How often do you have your saddle checked?
Is your saddle linked to the soundness of your horse?
Saddle Research Trust summary of latest research – Part 1
By Tracy Allin-Baker
Saddle fit and management: Implications for the horse and rider, Dr. Sue Dyson, MA, VetMB, PhD, DEO, FRCVS (Animal Health Trust)
This study aimed to look at the causes of saddle slip on the ridden horse. A saddle which slips to one side can cause pain and reduce the horse’s performance, and therefore the causes have important welfare implications. Previous anecdotal (unproved) evidence suggested that the saddle slips to one side when the horse has a hind limb lameness (even a mild lameness), but there was no scientific evidence to prove this.
This large-scale study undertaken by Dr. Dyson included 128 horses, both lame and sound, found that:
- 71 horses had low level hindlimb lameness,
- 54% of these showed the saddle slipping to one side when ridden by 2 different riders.
- The saddle slip was greater in canter (than trot), and greater on a circle (than on a straight line), and greater in rising trot (than sitting trot).
- The saddle slipped most frequently (86%) towards the side of the lame leg.
- 97% of this saddle slip was eliminated when the horse was given pain relief to remove the lameness
- In addition, riders sat straighter in the saddle once the lameness disappeared and the saddle no longer slipped to one side on the horse.
Other interesting findings in terms of welfare are:
- Only 33% of the horse’s usual owner / rider had noticed that the saddle was slipping
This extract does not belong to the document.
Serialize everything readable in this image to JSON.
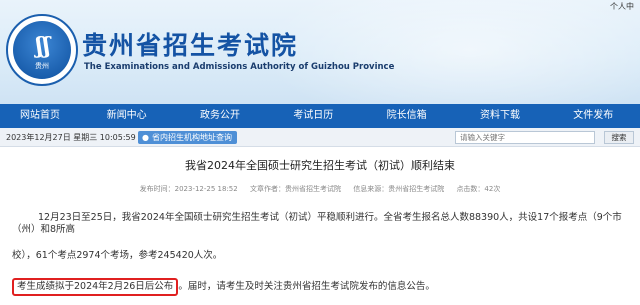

- More worryingly, only 54% of owners / riders had recognised that the horse was lame
- White hairs, wasted muscle under the saddle or curly hair under the saddle are also signs that the saddle doesn’t fit
So the take home messages are:
- Early recognition of lameness is important for appropriate treatment, and therefore improvements in welfare for the horse
- Remember that lameness is a symptom of pain (of which there can be many causes), and we should not be riding lame horses (even those that are showing mild lameness)
- Saddle slip can be an indication of hind limb lameness, so be alert to whether your saddle slips to one side during riding(even on hacks), and if the saddle is slipping it might be a good idea to get a specialist vet to check that the horse is sound
- Never go out and buy a saddle yourself (e.g. online or from an advert) – always have it professionally fitted by a Society of Master Saddlers qualified saddle fitter (SMSQSF) to prevent riding in an ill-fitting saddle which can cause pain and behavioural problems.
- In addition have your saddle checked at least once a year by an SMSQSF; but ideally every 6 months as horses are liable to change shape through the seasons and through changes in workload (e.g. in winter we tend to ride less than in the summer)
- Go to the Society of Master Saddlers website here for a list of qualified saddle-fitters in your area.
© Tracy Allin Baker 2014